The French actress and singer Juliette Greco, who has died aged 93, was the face and voice of radical chic postwar Paris, a friend of Left Bank intellectual giants like Jean-Paul Sartre, and the lover of both the Hollywood studio boss Darryl F Zanuck and jazz legend Miles Davis.
Hers was an epic life, with a childhood straight from of one of the tragic songs with which she made her name in the nightclubs of the Latin Quarter as the French capital came back to life after the war.
A young dancer at the Paris ballet school when the Nazis invaded, she was arrested by the Gestapo when she was just 16 after her older sister and her mother -- a member of the French Resistance -- were sent to a concentration camp.
She survived prison only to be thrown onto the streets of Paris hungry and alone in the coldest winter of the war in nothing but a thin blue dress and sandals.
She only survived thanks to a friend of her mother's, begging and borrowing men's clothes from student friends and young actors from which Greco improvised her boyish, pixie style that would later be imitated the world over.
With fashionable Saint Germain des Pres fizzing with creative energy, her look was immortalised by photographers like Willy Ronis, Robert Doisneau and Henri Cartier Bresson, who shot her in the street or in smoky clubs like Le Boeuf sur le Toit (The ox on the roof).
- Existential muse -
Invariably dressed in black, with dark sad eyes, jet hair and long eyelashes, the brilliant and uninhibited Greco was much more than the "existentialist muse".
She became one of the leading performers of French chanson, interpreting texts by the likes of Sartre, poets Jacques Prevert and Jean Cocteau, playwright Bertolt Brecht and composers such as Leo Ferre, Guy Beart, Georges Brassens and Serge Gainsbourg.
Her best-loved hits "Jolie mome" (cute kid) by Ferre and Gainsbourg's "La javanaise" were written for her.
With typical daring, she also persuaded the songwriters of the provocative "Deshabillez-moi" (undress me), written originally for a striptease artist, to give her the song. It was a massive hit.
She later compared singing to sex. "An audience is like a lover," she said. "You have to start slowly, softy, with a thousand caresses, tears and doubts... then give everything so that they love you."
Greco's circle was a "Who's Who" of the period. In addition to Sartre, Cocteau and novelists Raymond Queneau and Boris Vian, she hung out with the writer Marguerite Duras and feminist philosopher Simone de Beauvoir.
- 'My greatest love' -
Her long-running affair with the US jazz trumpeter Miles Davis was ultimately doomed by his drug taking.
He called her his "greatest love" -- even though to begin with neither talked the other's language.
Greco's early success as a cabaret artist led to a series of performances in Paris's Olympia concert hall -- then the temple of French popular music -- in 1954.

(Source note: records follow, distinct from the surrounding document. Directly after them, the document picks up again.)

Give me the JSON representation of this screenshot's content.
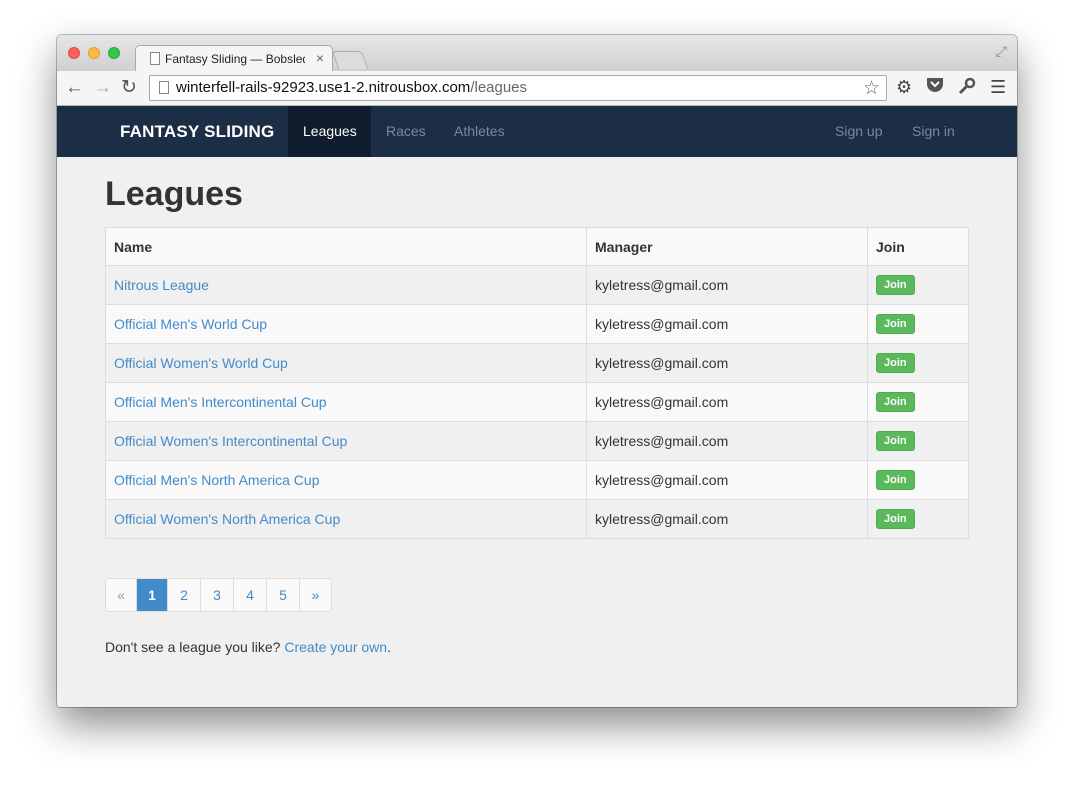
{
  "browser": {
    "tab_title": "Fantasy Sliding — Bobsled",
    "tab_close": "×",
    "url_host": "winterfell-rails-92923.use1-2.nitrousbox.com",
    "url_path": "/leagues",
    "icons": {
      "back": "arrow-left-icon",
      "forward": "arrow-right-icon",
      "reload": "reload-icon",
      "star": "star-icon",
      "gear": "gear-icon",
      "pocket": "pocket-icon",
      "wrench": "wrench-icon",
      "menu": "menu-icon"
    }
  },
  "navbar": {
    "brand": "FANTASY SLIDING",
    "items": [
      {
        "label": "Leagues",
        "active": true
      },
      {
        "label": "Races"
      },
      {
        "label": "Athletes"
      }
    ],
    "right": [
      {
        "label": "Sign up"
      },
      {
        "label": "Sign in"
      }
    ]
  },
  "main": {
    "title": "Leagues",
    "table": {
      "headers": [
        "Name",
        "Manager",
        "Join"
      ],
      "rows": [
        {
          "name": "Nitrous League",
          "manager": "kyletress@gmail.com",
          "join": "Join"
        },
        {
          "name": "Official Men's World Cup",
          "manager": "kyletress@gmail.com",
          "join": "Join"
        },
        {
          "name": "Official Women's World Cup",
          "manager": "kyletress@gmail.com",
          "join": "Join"
        },
        {
          "name": "Official Men's Intercontinental Cup",
          "manager": "kyletress@gmail.com",
          "join": "Join"
        },
        {
          "name": "Official Women's Intercontinental Cup",
          "manager": "kyletress@gmail.com",
          "join": "Join"
        },
        {
          "name": "Official Men's North America Cup",
          "manager": "kyletress@gmail.com",
          "join": "Join"
        },
        {
          "name": "Official Women's North America Cup",
          "manager": "kyletress@gmail.com",
          "join": "Join"
        }
      ]
    },
    "pagination": {
      "prev": "«",
      "pages": [
        "1",
        "2",
        "3",
        "4",
        "5"
      ],
      "current": "1",
      "next": "»"
    },
    "footer": {
      "text": "Don't see a league you like?",
      "link": "Create your own",
      "suffix": "."
    }
  },
  "colors": {
    "navbar": "#1c2e45",
    "link": "#428bca",
    "join_button": "#5cb85c"
  }
}
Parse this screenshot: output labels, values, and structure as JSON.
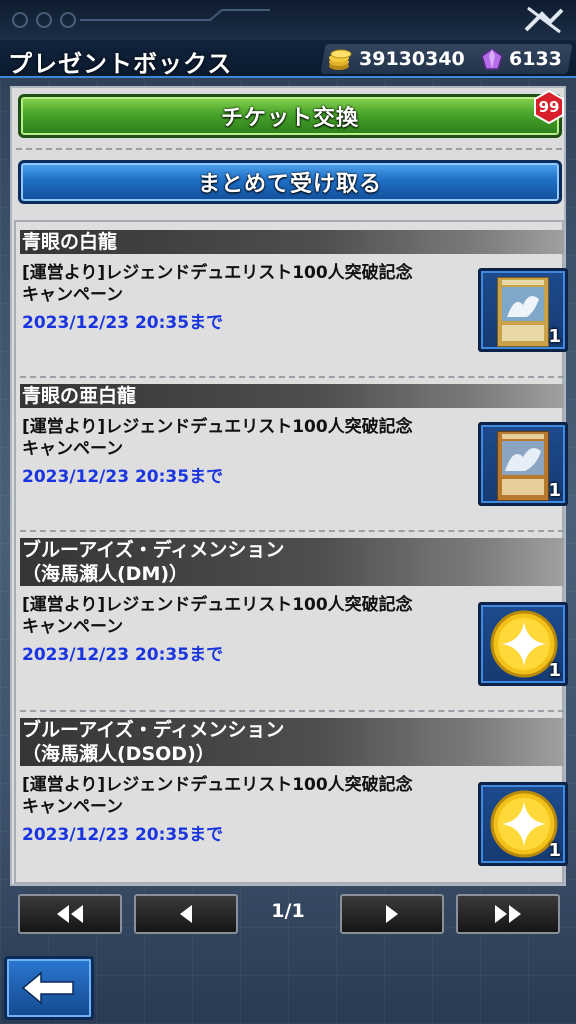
{
  "header": {
    "title": "プレゼントボックス",
    "coins": "39130340",
    "gems": "6133"
  },
  "actions": {
    "ticket_exchange": "チケット交換",
    "ticket_badge": "99",
    "receive_all": "まとめて受け取る"
  },
  "items": [
    {
      "name": "青眼の白龍",
      "name_line2": "",
      "desc_line1": "[運営より]レジェンドデュエリスト100人突破記念",
      "desc_line2": "キャンペーン",
      "deadline": "2023/12/23 20:35まで",
      "quantity": "1",
      "icon": "card-icon"
    },
    {
      "name": "青眼の亜白龍",
      "name_line2": "",
      "desc_line1": "[運営より]レジェンドデュエリスト100人突破記念",
      "desc_line2": "キャンペーン",
      "deadline": "2023/12/23 20:35まで",
      "quantity": "1",
      "icon": "card-icon"
    },
    {
      "name": "ブルーアイズ・ディメンション",
      "name_line2": "（海馬瀬人(DM)）",
      "desc_line1": "[運営より]レジェンドデュエリスト100人突破記念",
      "desc_line2": "キャンペーン",
      "deadline": "2023/12/23 20:35まで",
      "quantity": "1",
      "icon": "skill-star-icon"
    },
    {
      "name": "ブルーアイズ・ディメンション",
      "name_line2": "（海馬瀬人(DSOD)）",
      "desc_line1": "[運営より]レジェンドデュエリスト100人突破記念",
      "desc_line2": "キャンペーン",
      "deadline": "2023/12/23 20:35まで",
      "quantity": "1",
      "icon": "skill-star-icon"
    }
  ],
  "pagination": {
    "page": "1/1"
  },
  "colors": {
    "deadline": "#1a35e0",
    "green_button": "#47a42a",
    "blue_button": "#1f6fc6",
    "badge": "#d8202a"
  }
}
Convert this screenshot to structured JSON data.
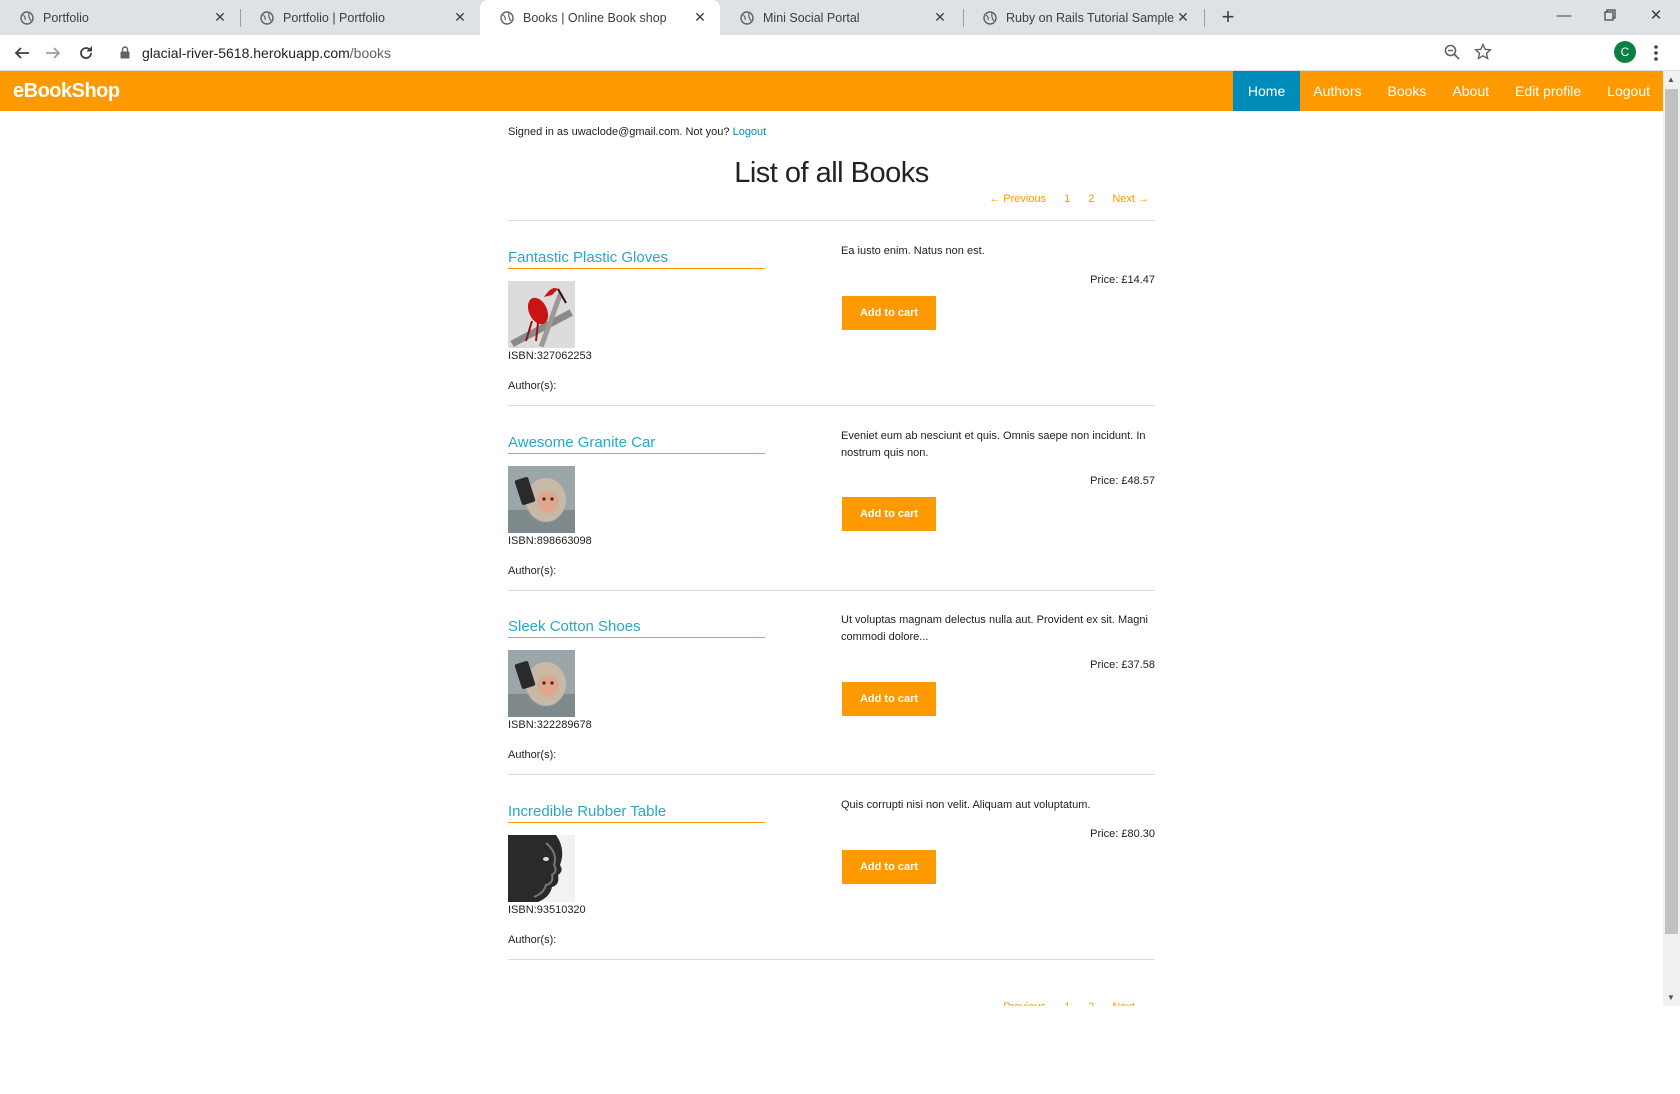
{
  "browser": {
    "tabs": [
      {
        "title": "Portfolio",
        "active": false
      },
      {
        "title": "Portfolio | Portfolio",
        "active": false
      },
      {
        "title": "Books | Online Book shop",
        "active": true
      },
      {
        "title": "Mini Social Portal",
        "active": false
      },
      {
        "title": "Ruby on Rails Tutorial Sample Ap",
        "active": false
      }
    ],
    "url_host": "glacial-river-5618.herokuapp.com",
    "url_path": "/books",
    "profile_initial": "C"
  },
  "site": {
    "brand": "eBookShop",
    "nav": [
      "Home",
      "Authors",
      "Books",
      "About",
      "Edit profile",
      "Logout"
    ],
    "accent_color": "#ff9900",
    "active_nav_color": "#008cba"
  },
  "session": {
    "signed_in_text": "Signed in as uwaclode@gmail.com. Not you?",
    "logout_link": "Logout"
  },
  "page": {
    "title": "List of all Books",
    "pager": {
      "previous": "← Previous",
      "pages": [
        "1",
        "2"
      ],
      "next": "Next →"
    }
  },
  "books": [
    {
      "title": "Fantastic Plastic Gloves",
      "isbn": "ISBN:327062253",
      "authors_label": "Author(s):",
      "description": "Ea iusto enim. Natus non est.",
      "price": "Price: £14.47",
      "cart_label": "Add to cart",
      "image": "red-bird"
    },
    {
      "title": "Awesome Granite Car",
      "isbn": "ISBN:898663098",
      "authors_label": "Author(s):",
      "description": "Eveniet eum ab nesciunt et quis. Omnis saepe non incidunt. In nostrum quis non.",
      "price": "Price: £48.57",
      "cart_label": "Add to cart",
      "image": "monkey-phone"
    },
    {
      "title": "Sleek Cotton Shoes",
      "isbn": "ISBN:322289678",
      "authors_label": "Author(s):",
      "description": "Ut voluptas magnam delectus nulla aut. Provident ex sit. Magni commodi dolore...",
      "price": "Price: £37.58",
      "cart_label": "Add to cart",
      "image": "monkey-phone"
    },
    {
      "title": "Incredible Rubber Table",
      "isbn": "ISBN:93510320",
      "authors_label": "Author(s):",
      "description": "Quis corrupti nisi non velit. Aliquam aut voluptatum.",
      "price": "Price: £80.30",
      "cart_label": "Add to cart",
      "image": "face-profile"
    }
  ]
}
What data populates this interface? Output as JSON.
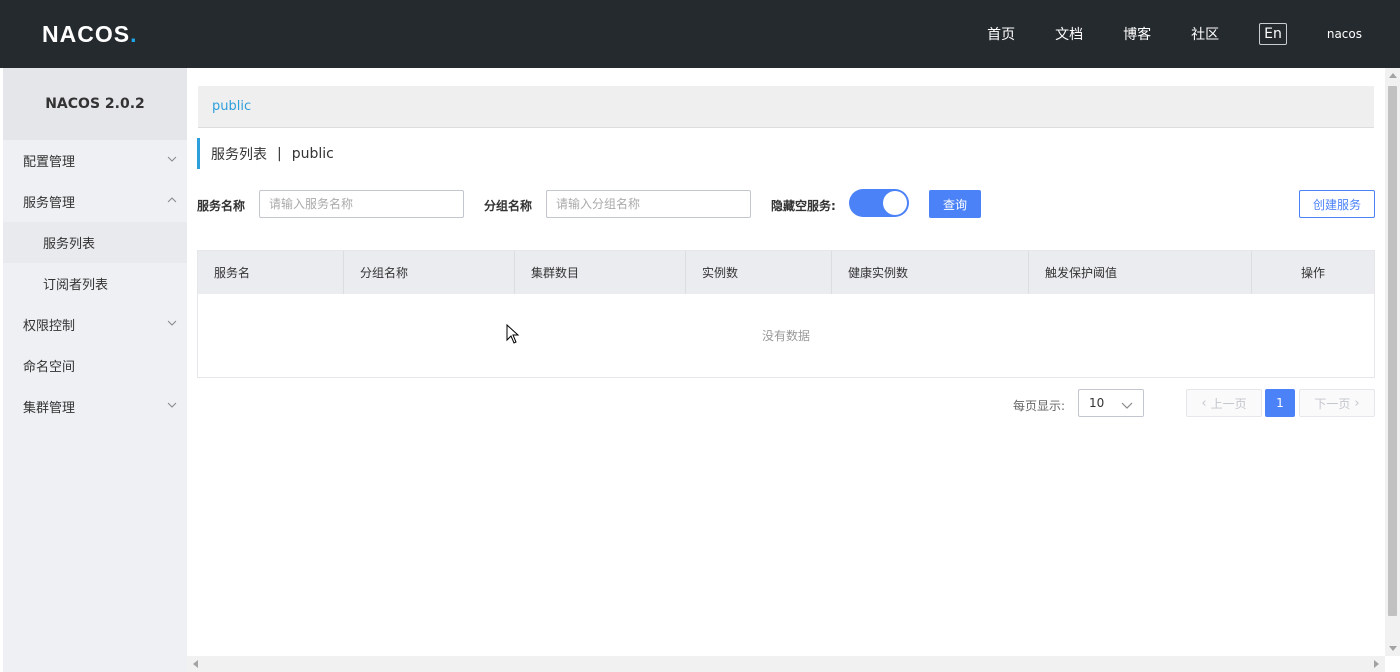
{
  "header": {
    "logo_main": "NACOS",
    "logo_dot": ".",
    "nav": [
      "首页",
      "文档",
      "博客",
      "社区"
    ],
    "lang": "En",
    "user": "nacos"
  },
  "sidebar": {
    "brand": "NACOS 2.0.2",
    "items": [
      {
        "label": "配置管理",
        "chevron": "down"
      },
      {
        "label": "服务管理",
        "chevron": "up"
      },
      {
        "label": "服务列表",
        "sub": true,
        "active": true
      },
      {
        "label": "订阅者列表",
        "sub": true
      },
      {
        "label": "权限控制",
        "chevron": "down"
      },
      {
        "label": "命名空间"
      },
      {
        "label": "集群管理",
        "chevron": "down"
      }
    ]
  },
  "main": {
    "namespace": "public",
    "title": "服务列表",
    "title_sep": "|",
    "title_ns": "public",
    "filter": {
      "service_label": "服务名称",
      "service_placeholder": "请输入服务名称",
      "group_label": "分组名称",
      "group_placeholder": "请输入分组名称",
      "hide_empty_label": "隐藏空服务:",
      "hide_empty_on": true,
      "query_button": "查询",
      "create_button": "创建服务"
    },
    "table": {
      "columns": [
        "服务名",
        "分组名称",
        "集群数目",
        "实例数",
        "健康实例数",
        "触发保护阈值",
        "操作"
      ],
      "empty_text": "没有数据"
    },
    "pager": {
      "page_size_label": "每页显示:",
      "page_size": "10",
      "prev": "上一页",
      "current": "1",
      "next": "下一页"
    }
  },
  "colors": {
    "topbar": "#252a2f",
    "primary": "#4b82f7",
    "accent": "#2d9fdb"
  }
}
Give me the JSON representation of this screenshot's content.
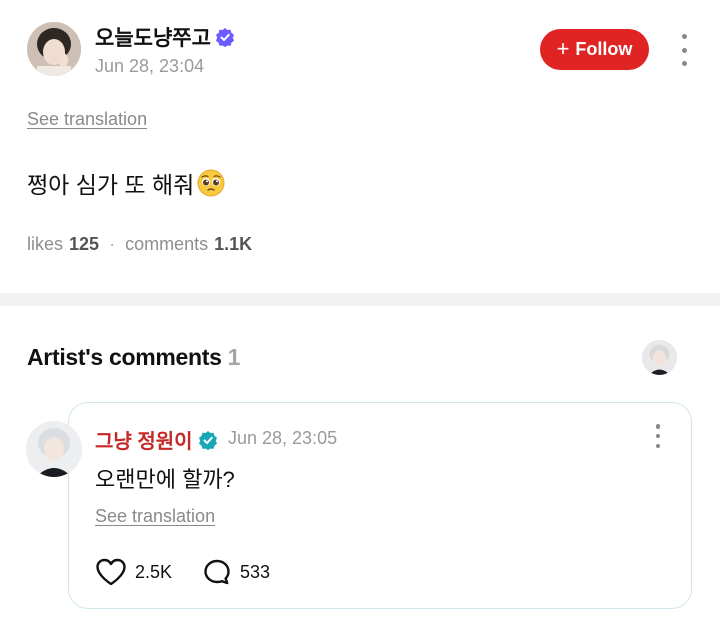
{
  "post": {
    "author_name": "오늘도냥쭈고",
    "timestamp": "Jun 28, 23:04",
    "follow_label": "Follow",
    "see_translation": "See translation",
    "body_text": "쩡아 심가 또 해줘",
    "body_emoji": "pleading-face",
    "likes_label": "likes",
    "likes_count": "125",
    "comments_label": "comments",
    "comments_count": "1.1K"
  },
  "artist_comments": {
    "title": "Artist's comments",
    "count": "1"
  },
  "comment": {
    "author_name": "그냥 정원이",
    "timestamp": "Jun 28, 23:05",
    "body_text": "오랜만에 할까?",
    "see_translation": "See translation",
    "likes_count": "2.5K",
    "replies_count": "533"
  },
  "colors": {
    "follow_button": "#e02424",
    "artist_name": "#c62828",
    "verified_post": "#6a5cff",
    "verified_artist": "#1aa6b7",
    "card_border": "#cfe7ea"
  },
  "icons": [
    "verified-badge-icon",
    "plus-icon",
    "more-vertical-icon",
    "pleading-face-emoji",
    "heart-icon",
    "comment-bubble-icon"
  ]
}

Six years earlier she had begun what was to become a long film career, taking her across the Atlantic and into the arms of the powerful Hollywood producer Zanuck.
There she starred in adaptations of Ernest Hemingway's "The Sun also Rises" (1957) and Francoise Sagan's novel "Bonjour tristesse" directed by Otto Preminger the following year.
She went on to work with another Hollywood legend, John Huston, in "The Roots of Heaven".
Although she never became a major movie star, Greco became a household name across western Europe in 1965 thanks to the success of French TV series "Belphegor", a detective drama about a ghost haunting the Louvre museum.
Greco was born on February 7, 1927 in the southern town of Montpellier, but was mostly brought up by her grandparents near Bordeaux after her parents separated.
During World War II both her parents were active in the Resistance, and she was only spared deportation to Germany because of her age.
Her wartime experiences sealed her lifelong alliance to the political left.
In 1981 she was practically expelled from Chile, then under the dictatorship of Augusto Pinochet, for singing songs censored by the military regime.
She married three times: briefly in 1953 to actor Philippe Lemaire, with whom she had a daughter; then to the actor-director Michel Piccoli between 1966 and 1977 and finally to Gerard Jouannest, who co-wrote some of Jacques Brel's greatest songs including "Ne Me Quitte Pas" (Don't Leave Me).
Still strikingly beautiful in old age, she toured and recorded right up until a stroke in 2016.
"I miss it terribly. My reason for living is to sing! To sing is everything, there is the body, the instinct, the head", she told the Telerama magazine in an interview in July.